Two concealed secret exterior compartments house attache cases with the owner's computer laptops.
The grand-tourer in the "romantic tradition" features a large panoramic glass roof and takes its name from the "swept-tail" design of coach-built Rolls-Royces of the 1920s and 30s.
Rolls-Royce spent four years with the owner of the car, which is powered by an effortless 6.75-litre V12 engine.
Intriguingly, it bears the number-plate "08" which is perhaps a nod to the forthcoming launch of the next-generation Phantom VIII limousine. From next year, it is set to replace the Phantom VII that came out in 2003.
Rolls-Royce prides itself on its growing "bespoke" arm but admits even it was taken aback by the ambitions of this customer.
A Rolls-Royce spokesman said: "In 2013, Rolls-Royce was approached by one of its most-valued customers with a very particular request. A connoisseur and collector of distinctive, one-off items including superyachts and private aircraft, this gentleman came to Rolls-Royce to realise his vision of a one-off luxury motor car like no other.
"He approached the marque with his own idea of a two-seat Rolls-Royce that he wanted to be created in the here and now.

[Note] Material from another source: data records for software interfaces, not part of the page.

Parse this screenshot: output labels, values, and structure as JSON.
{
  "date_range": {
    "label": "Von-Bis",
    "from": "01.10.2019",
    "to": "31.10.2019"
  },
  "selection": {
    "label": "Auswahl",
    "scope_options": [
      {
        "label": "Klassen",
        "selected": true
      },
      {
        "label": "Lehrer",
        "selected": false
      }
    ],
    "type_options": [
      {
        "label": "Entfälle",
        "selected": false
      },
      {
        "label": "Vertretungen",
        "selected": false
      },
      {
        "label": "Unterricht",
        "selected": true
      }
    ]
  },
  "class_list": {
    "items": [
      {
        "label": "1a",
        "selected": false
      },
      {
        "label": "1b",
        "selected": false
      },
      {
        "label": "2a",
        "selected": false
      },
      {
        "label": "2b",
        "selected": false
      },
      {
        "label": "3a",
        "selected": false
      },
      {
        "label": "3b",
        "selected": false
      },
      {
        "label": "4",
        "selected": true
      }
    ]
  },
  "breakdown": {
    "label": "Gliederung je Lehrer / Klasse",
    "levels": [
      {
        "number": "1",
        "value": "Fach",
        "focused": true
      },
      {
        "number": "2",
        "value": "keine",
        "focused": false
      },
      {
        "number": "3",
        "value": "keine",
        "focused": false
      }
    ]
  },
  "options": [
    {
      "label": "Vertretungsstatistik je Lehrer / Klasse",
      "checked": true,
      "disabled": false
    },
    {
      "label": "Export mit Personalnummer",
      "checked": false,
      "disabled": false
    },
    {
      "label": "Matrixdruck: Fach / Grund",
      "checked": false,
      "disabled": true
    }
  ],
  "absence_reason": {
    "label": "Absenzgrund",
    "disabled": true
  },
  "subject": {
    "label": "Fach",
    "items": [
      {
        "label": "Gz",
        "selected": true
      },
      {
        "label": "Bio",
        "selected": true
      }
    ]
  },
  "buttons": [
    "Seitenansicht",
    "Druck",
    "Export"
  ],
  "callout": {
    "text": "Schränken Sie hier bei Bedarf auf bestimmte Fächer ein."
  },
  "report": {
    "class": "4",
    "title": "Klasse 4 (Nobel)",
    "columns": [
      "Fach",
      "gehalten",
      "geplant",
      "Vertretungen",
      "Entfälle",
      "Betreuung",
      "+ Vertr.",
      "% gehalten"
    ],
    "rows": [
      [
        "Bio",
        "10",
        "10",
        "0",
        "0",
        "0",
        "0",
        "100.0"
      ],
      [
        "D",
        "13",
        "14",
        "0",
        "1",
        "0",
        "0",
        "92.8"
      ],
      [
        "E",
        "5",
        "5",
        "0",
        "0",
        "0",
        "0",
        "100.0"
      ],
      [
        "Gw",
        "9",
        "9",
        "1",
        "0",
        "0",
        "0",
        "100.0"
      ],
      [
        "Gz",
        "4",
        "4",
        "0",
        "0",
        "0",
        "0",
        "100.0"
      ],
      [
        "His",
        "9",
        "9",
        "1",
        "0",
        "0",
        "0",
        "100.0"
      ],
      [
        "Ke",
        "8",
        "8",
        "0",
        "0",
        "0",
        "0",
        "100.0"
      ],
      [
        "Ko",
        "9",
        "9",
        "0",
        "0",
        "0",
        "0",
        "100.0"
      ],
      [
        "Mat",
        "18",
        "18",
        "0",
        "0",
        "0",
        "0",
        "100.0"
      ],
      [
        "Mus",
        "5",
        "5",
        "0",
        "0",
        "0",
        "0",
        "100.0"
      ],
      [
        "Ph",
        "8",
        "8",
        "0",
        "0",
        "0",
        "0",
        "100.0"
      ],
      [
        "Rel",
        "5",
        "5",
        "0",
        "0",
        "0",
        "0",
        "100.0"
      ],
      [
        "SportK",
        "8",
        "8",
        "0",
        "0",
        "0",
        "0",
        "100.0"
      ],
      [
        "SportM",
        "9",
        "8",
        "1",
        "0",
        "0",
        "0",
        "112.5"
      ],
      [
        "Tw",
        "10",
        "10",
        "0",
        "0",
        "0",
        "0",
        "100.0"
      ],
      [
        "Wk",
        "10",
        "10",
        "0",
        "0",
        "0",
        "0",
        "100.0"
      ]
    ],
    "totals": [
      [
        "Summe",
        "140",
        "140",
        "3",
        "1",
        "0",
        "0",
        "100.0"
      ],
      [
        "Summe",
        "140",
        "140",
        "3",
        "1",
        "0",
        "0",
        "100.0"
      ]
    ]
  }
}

"The client immediately established a close rapport with the design department, who set about bringing the idea to life."
The spokesman added: "As a connoisseur of Rolls-Royces, he was inspired by many of his favourite cars from the marque's golden era of the early 20th century, as well as many classic and modern yachts."
Rolls-Royce Motor Cars chief executive officer Torsten Muller-Otvos said: "Sweptail is a truly magnificent car. It exudes the romance of travel for its own sake, and immediately places Sweptail in the pantheon of the world's great intercontinental tourers."
Rolls-Royce director of design Giles Taylor said: "Sweptail is the automotive equivalent of haute couture.
"It is a Rolls-Royce designed and hand-tailored to fit a specific customer. This customer came to the House of Rolls-Royce with an idea, shared in the creative process where we advised him on his cloth, and then we tailored that cloth to him. You might say we cut the cloth for the suit of clothes that he will be judged by."
The new car has been inspired by past classics including the 1925 Phantom I Round Door built by Jonckheere; the 1934 Phantom II Streamline Saloon by Park Ward; the 1934 Gurney Nutting Phantom II Two Door Light Saloon, and the swept-tail coachwork of the 1934 Park Ward 20/25 Limousine Coupe.